Soon, watercooler gossip became dominated by talk of who had been anointed with one as ownership became as coveted as the executive parking space or the private toilet. Only those deemed essential for out-of-hours e-mail contact could have one. It's exclusivity even went so far in some companies (my previous employer included) that permission to have one had to be first sought from the CFO.
However, like Frodo Baggins' ring, owning a BlackBerry came with a downside, namely that little flashing red light. Once the owner figured out that switching off the ringtones that accompanied a new e-mail - especially the "squelchy" one or the 'clanging chime of doom' - would be conducive to a happier open-plan workplace, the blinking LED took on (and here comes another Tolkien reference) a lethal power, like Sauron's eye drawing the poor sap to his or her handset, desperate to find out what missive requires immediate attention.
We became addicted.
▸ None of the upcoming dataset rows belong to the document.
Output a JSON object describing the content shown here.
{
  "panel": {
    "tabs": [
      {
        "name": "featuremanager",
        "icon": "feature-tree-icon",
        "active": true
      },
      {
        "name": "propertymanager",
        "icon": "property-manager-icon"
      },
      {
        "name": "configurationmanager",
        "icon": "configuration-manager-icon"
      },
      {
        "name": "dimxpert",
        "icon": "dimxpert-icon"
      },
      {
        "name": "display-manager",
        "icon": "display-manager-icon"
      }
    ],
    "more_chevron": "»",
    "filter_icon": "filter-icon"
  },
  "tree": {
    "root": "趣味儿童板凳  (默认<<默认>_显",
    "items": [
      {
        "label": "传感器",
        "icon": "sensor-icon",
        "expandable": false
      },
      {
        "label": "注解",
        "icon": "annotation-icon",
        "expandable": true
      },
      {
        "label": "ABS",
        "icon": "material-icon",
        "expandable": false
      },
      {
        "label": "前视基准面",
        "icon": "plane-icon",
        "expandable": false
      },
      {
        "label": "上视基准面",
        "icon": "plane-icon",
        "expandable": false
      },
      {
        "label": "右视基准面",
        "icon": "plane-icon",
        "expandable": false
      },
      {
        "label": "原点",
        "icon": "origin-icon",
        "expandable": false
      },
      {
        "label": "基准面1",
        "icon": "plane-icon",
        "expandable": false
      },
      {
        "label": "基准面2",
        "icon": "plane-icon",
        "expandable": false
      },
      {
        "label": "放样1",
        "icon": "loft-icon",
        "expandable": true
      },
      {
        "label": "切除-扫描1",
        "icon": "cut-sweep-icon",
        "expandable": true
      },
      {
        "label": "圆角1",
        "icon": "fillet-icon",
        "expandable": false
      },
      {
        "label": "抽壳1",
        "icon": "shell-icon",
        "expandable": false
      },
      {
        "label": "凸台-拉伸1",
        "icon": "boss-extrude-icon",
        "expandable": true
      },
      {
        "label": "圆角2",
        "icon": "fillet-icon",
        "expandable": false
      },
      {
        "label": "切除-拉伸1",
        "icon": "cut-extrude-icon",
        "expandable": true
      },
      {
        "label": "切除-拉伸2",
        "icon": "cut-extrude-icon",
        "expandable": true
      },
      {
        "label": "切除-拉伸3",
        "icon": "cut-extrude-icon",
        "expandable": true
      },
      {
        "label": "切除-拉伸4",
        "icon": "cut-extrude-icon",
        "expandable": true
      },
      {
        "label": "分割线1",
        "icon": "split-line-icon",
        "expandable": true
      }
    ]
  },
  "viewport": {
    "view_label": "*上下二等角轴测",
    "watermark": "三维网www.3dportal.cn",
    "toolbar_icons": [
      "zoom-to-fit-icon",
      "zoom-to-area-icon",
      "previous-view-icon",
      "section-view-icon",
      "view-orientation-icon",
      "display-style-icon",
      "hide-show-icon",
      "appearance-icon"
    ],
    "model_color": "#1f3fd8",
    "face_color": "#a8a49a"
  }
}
The sobriquet 'CrackBerry' was coined. Suburban train stations, bus stops and underground platforms became populated by zombie-like BlackBerry owners hunched over their handsets, rabidly thumbing through their e-mails.
Within time, homelife would be impacted, as über-stressed middle managers reached for their BB the minute that red light flashed. Morning, noon and night. It even led to the social phenomena of 'phubbing', as dates and anniversary dinners became destroyed by furtive and not-so furtive glances at the pocket-sized distraction.
Despite all this executives and managers (and US presidents) have struggled to part company with the thing. BlackBerry maybe today to smartphones what the Sopwith Camel is to the Airbus A380, but we still cannot do without it. Nor can IT departments who swear by its one and only - and original - USP, the encryption of its e-mail service.
The tide, however, has surely turned. For a while, and despite changes of leadership, BlackBerry has remained rooted to the basement of the smartphone league, a financial basket case struggling to keep up with Apple, Samsung, HTC - even Nokia. For its last financial year, RIM reported a net loss of $5.9 billion, even though it claims to be returning to profitability.
For me, it's too little, too late. If the financial viability of a technology company is measured by its reputation and underpinned by the reliability of its products, I can only predict more doom and gloom on the horizon for the Canadian company.
After all those years of executive envy, relationship-straining obsession and blasé ignorance of owning what is still a premium product (or at least was until teenage girls and inner-city riot coordinators got hold of them), I've given up on BlackBerry. I'm going cold turkey.
chronic lack of robustness and even worse product design, and the manufacturer's ongoing inability to develop that most basic of smartphone requirements, a decent browser.
TechCrunch blogger John Biggs predicted this moment as long ago as 2011: "BlackBerries aren’t status symbols," he wrote in a post, RIM, You're Done Here. "They’re the real-world equivalent of the thick, heavy IT-department-assigned business laptop. They’re staid, boring, and unwanted but people are used to them and, for email, they are quite capable. But that’s about it." Aye.
The good news about switching to the Samsung is that at least it will be a familiar operating environment, having owned an iPhone these last five years (sorry, patent lawyer humour). I will have to learn my way around Android. Here is likely to be the one saving grace of BlackBerry, the one thing it got right in the first place: simplicity.
It may have been totally superseded by smartphones that are more palm-sized laptops, but the BlackBerry's e-mail interface and phone capabilities are all many of us want in a business phone. I would gladly trade in all those apps I'll never use for the e-mail client, the calendar and the phone book. But, no. I guess that's not possible.
I will, I'm also sure, come to miss that blinking red light, when I wake, flashing throughout the day and, just as I'm about to go to sleep, give me one last flash as if to say "Go on...you know you want to know who's e-mailing you at this time of night". And, of course, you check...and discover it's just an American colleague writing "Thanks" in a reply-all.
Well, BlackBerry, I'm done here.